A word-for-word restatement of every entry is what is needed here.

Stored entries:
◆ ◆ ◆ ◆ ◆ ◆ ◆
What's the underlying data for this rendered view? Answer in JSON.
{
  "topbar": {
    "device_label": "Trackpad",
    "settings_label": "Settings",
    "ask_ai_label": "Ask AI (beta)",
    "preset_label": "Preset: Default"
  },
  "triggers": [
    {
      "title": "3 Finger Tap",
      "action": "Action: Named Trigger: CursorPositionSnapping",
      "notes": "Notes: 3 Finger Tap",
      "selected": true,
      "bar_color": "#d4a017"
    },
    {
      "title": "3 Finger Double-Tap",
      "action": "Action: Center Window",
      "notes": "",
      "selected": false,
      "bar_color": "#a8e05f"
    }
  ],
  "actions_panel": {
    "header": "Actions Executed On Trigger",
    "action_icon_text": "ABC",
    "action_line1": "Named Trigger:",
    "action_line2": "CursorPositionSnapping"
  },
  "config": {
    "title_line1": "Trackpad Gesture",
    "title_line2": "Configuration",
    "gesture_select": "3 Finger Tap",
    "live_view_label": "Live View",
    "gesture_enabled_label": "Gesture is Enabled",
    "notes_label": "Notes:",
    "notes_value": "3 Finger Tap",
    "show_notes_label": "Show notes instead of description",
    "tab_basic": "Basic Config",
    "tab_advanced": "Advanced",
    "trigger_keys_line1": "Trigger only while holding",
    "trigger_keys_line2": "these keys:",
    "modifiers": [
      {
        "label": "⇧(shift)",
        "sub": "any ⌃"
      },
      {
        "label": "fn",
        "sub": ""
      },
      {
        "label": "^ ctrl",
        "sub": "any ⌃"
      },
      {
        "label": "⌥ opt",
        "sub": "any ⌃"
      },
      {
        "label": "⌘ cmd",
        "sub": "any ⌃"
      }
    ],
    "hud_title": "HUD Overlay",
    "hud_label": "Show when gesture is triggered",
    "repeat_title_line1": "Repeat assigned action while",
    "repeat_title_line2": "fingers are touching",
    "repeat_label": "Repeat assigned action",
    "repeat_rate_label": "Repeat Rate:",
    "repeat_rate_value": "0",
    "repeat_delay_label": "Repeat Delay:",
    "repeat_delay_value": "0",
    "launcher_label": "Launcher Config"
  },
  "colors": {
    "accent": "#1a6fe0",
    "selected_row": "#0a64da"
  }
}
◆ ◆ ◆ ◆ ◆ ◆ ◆
ANSWER:
What's the underlying data for this rendered view? Answer in JSON.
{
  "topbar": {
    "device_label": "Trackpad",
    "settings_label": "Settings",
    "ask_ai_label": "Ask AI (beta)",
    "preset_label": "Preset: Default"
  },
  "triggers": [
    {
      "title": "3 Finger Tap",
      "action": "Action: Named Trigger: CursorPositionSnapping",
      "notes": "Notes: 3 Finger Tap",
      "selected": true,
      "bar_color": "#d4a017"
    },
    {
      "title": "3 Finger Double-Tap",
      "action": "Action: Center Window",
      "notes": "",
      "selected": false,
      "bar_color": "#a8e05f"
    }
  ],
  "actions_panel": {
    "header": "Actions Executed On Trigger",
    "action_icon_text": "ABC",
    "action_line1": "Named Trigger:",
    "action_line2": "CursorPositionSnapping"
  },
  "config": {
    "title_line1": "Trackpad Gesture",
    "title_line2": "Configuration",
    "gesture_select": "3 Finger Tap",
    "live_view_label": "Live View",
    "gesture_enabled_label": "Gesture is Enabled",
    "notes_label": "Notes:",
    "notes_value": "3 Finger Tap",
    "show_notes_label": "Show notes instead of description",
    "tab_basic": "Basic Config",
    "tab_advanced": "Advanced",
    "trigger_keys_line1": "Trigger only while holding",
    "trigger_keys_line2": "these keys:",
    "modifiers": [
      {
        "label": "⇧(shift)",
        "sub": "any ⌃"
      },
      {
        "label": "fn",
        "sub": ""
      },
      {
        "label": "^ ctrl",
        "sub": "any ⌃"
      },
      {
        "label": "⌥ opt",
        "sub": "any ⌃"
      },
      {
        "label": "⌘ cmd",
        "sub": "any ⌃"
      }
    ],
    "hud_title": "HUD Overlay",
    "hud_label": "Show when gesture is triggered",
    "repeat_title_line1": "Repeat assigned action while",
    "repeat_title_line2": "fingers are touching",
    "repeat_label": "Repeat assigned action",
    "repeat_rate_label": "Repeat Rate:",
    "repeat_rate_value": "0",
    "repeat_delay_label": "Repeat Delay:",
    "repeat_delay_value": "0",
    "launcher_label": "Launcher Config"
  },
  "colors": {
    "accent": "#1a6fe0",
    "selected_row": "#0a64da"
  }
}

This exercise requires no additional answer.